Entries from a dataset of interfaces
*****

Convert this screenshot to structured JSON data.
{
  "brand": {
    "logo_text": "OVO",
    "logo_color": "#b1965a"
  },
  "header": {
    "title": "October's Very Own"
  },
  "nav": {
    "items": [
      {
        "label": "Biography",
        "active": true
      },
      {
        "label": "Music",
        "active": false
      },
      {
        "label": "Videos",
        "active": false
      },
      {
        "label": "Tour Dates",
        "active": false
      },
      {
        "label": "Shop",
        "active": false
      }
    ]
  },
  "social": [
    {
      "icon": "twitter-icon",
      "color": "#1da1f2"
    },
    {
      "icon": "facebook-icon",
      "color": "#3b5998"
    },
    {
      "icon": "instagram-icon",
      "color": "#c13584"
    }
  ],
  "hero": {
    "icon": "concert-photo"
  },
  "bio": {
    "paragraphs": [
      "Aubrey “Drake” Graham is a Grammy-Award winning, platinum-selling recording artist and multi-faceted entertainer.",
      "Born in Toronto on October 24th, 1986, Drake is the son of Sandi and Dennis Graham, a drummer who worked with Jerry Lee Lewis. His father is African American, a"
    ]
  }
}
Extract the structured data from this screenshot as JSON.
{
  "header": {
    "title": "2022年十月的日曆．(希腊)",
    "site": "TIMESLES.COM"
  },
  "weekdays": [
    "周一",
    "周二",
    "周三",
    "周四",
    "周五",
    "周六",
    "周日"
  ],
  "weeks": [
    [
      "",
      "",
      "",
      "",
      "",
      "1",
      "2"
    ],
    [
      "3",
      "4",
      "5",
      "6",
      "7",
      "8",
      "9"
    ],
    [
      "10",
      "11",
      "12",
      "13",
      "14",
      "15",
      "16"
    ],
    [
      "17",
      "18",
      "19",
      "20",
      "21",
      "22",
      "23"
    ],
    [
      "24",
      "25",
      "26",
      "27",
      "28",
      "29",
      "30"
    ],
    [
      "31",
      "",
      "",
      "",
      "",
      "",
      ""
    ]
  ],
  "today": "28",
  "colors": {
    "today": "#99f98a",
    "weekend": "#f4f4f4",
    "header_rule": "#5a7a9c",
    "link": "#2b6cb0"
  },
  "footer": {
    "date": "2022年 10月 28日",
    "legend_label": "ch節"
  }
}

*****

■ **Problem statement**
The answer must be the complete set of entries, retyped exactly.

■ **Result**
Convert this screenshot to structured JSON data.
{
  "brand": {
    "logo_text": "OVO",
    "logo_color": "#b1965a"
  },
  "header": {
    "title": "October's Very Own"
  },
  "nav": {
    "items": [
      {
        "label": "Biography",
        "active": true
      },
      {
        "label": "Music",
        "active": false
      },
      {
        "label": "Videos",
        "active": false
      },
      {
        "label": "Tour Dates",
        "active": false
      },
      {
        "label": "Shop",
        "active": false
      }
    ]
  },
  "social": [
    {
      "icon": "twitter-icon",
      "color": "#1da1f2"
    },
    {
      "icon": "facebook-icon",
      "color": "#3b5998"
    },
    {
      "icon": "instagram-icon",
      "color": "#c13584"
    }
  ],
  "hero": {
    "icon": "concert-photo"
  },
  "bio": {
    "paragraphs": [
      "Aubrey “Drake” Graham is a Grammy-Award winning, platinum-selling recording artist and multi-faceted entertainer.",
      "Born in Toronto on October 24th, 1986, Drake is the son of Sandi and Dennis Graham, a drummer who worked with Jerry Lee Lewis. His father is African American, a"
    ]
  }
}
Extract the structured data from this screenshot as JSON.
{
  "header": {
    "title": "2022年十月的日曆．(希腊)",
    "site": "TIMESLES.COM"
  },
  "weekdays": [
    "周一",
    "周二",
    "周三",
    "周四",
    "周五",
    "周六",
    "周日"
  ],
  "weeks": [
    [
      "",
      "",
      "",
      "",
      "",
      "1",
      "2"
    ],
    [
      "3",
      "4",
      "5",
      "6",
      "7",
      "8",
      "9"
    ],
    [
      "10",
      "11",
      "12",
      "13",
      "14",
      "15",
      "16"
    ],
    [
      "17",
      "18",
      "19",
      "20",
      "21",
      "22",
      "23"
    ],
    [
      "24",
      "25",
      "26",
      "27",
      "28",
      "29",
      "30"
    ],
    [
      "31",
      "",
      "",
      "",
      "",
      "",
      ""
    ]
  ],
  "today": "28",
  "colors": {
    "today": "#99f98a",
    "weekend": "#f4f4f4",
    "header_rule": "#5a7a9c",
    "link": "#2b6cb0"
  },
  "footer": {
    "date": "2022年 10月 28日",
    "legend_label": "ch節"
  }
}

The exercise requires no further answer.